FOR IMMEDIATE RELEASE                   	December 12, 1995

Georgia Tech Releases Results of 4th World-Wide Web User Survey
	ATLANTA--Georgia Institute of Technology (Georgia Tech) 
researchers have found that the average World-Wide Web user is
slightly younger, less "techy," and has a higher income, than revealed in
their previous surveys.     

	The findings are from Georgia Tech's Graphic, Visualization, &
Usability Center's (GVU) 4th WWW User Survey. More than 23,000
unique responses were collected to eight sets of questionnaires,
including: general demographics, WWW browser usage, authoring
information, consumer attitudes & preferences and Web service
providers. The survey, which ran from October 10 through November
10, was endorsed by both the World-Wide Web Consortium (W3C) and
the National Center for Supercomputing Applications (NCSA) and INRIA. 

	The GVU Center research team identified the differences
between weekend and weekday Web users. Results show there are
more younger and older weekend users than weekday users, and
weekend users make slightly more money (more of them with salaries
above $100,000). In addition, weekend users are less likely to be in
computer-related jobs. In comparison, the weekday user composed more
than 80% of the responses, with most gaining access via work or
school, and are less likely to spend recreational time at a computer.  

	The 4th WWW survey also compared European and U.S. Web
users. The results show that European users are likely to be younger
(29.6 median age), and are students with less  income, as well as
indicate higher representation from computer and educational fields.
Pitkow said, "Compared to European users, U.S. users are older and
indicate a stronger presence of the professional and management types
with an average income above $50,000, but also point to lower
educational attainment."     

	Another component of the survey compared female and male
users. Researcher Colleen Kehoe explained, "Female users are younger
(31.8 median age) with a strong presence from education and college
users, but are less willing to disclose income and indicate a less
technical background. Meanwhile, male users are older (33.1 median
age) and are typically employed in the computer industry. They also
spend more time computing and indicate higher income levels. In addition,
they have spent more years on the Internet."	

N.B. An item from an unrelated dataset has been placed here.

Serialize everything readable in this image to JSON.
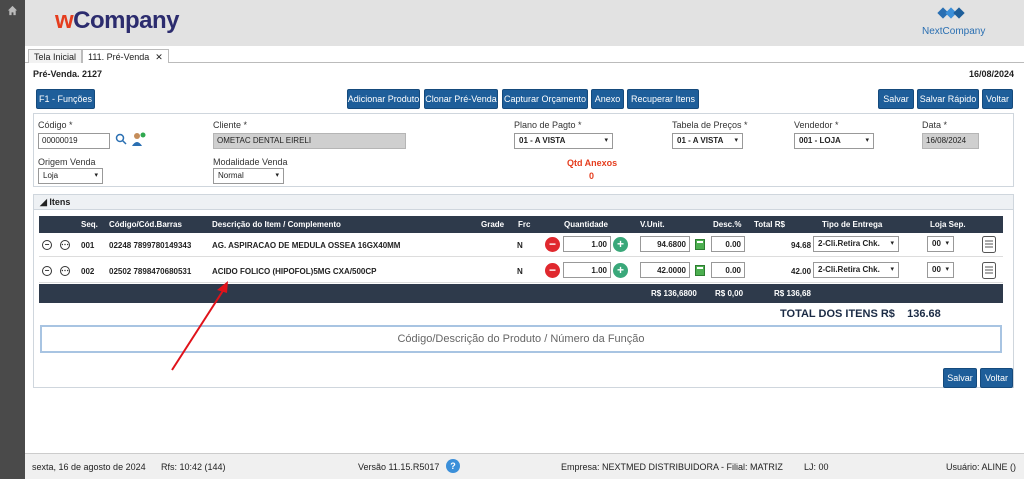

        The researchers are presenting their results today, December
12, at the 4th International World-Wide Web Conference.  Results from
the 4th Survey as well as the results from the three previous surveys 
also available from: 

	The survey covered a wide range of topics, including basic user
demographics, user preferences and usage patterns, plus consumer
attitudes toward commercialization and electronic commerce. Because
the respondents were not randomly selected from the total population of
Web users, the information lacks the vigor of a true scientific survey.
However, the data collected provides one of the best available pictures 
of who is using the Web.

	The 3rd survey, results released in July, gathered information
from more than 13,000 WWW users. This study is believed to be the first
to examine the impact of Web access provided through major national
services such as Prodigy.

	"With the ever increasing acceptance of the Web by the general
population, timely information about its users and usage is of paramount
importance," said James E. Pitkow, the survey originator and researcher
at Georgia Tech's GVU Center. "By conducting the surveys using the
Web, we reach the real Web users. Our surveys have become an important 
data source for academics, business, and reporters, and remain a public 
service whose results are available free via the Web."                       

For more information contact:

GVU's WWW User Survey Team
Graphics, Visualization, & Usability (GVU) Center, 
College of Computing, Georgia Tech 
404-894-9634 (W)

Toni Lynn Mills, 
Georgia Tech Communications
404-894-8324 (W)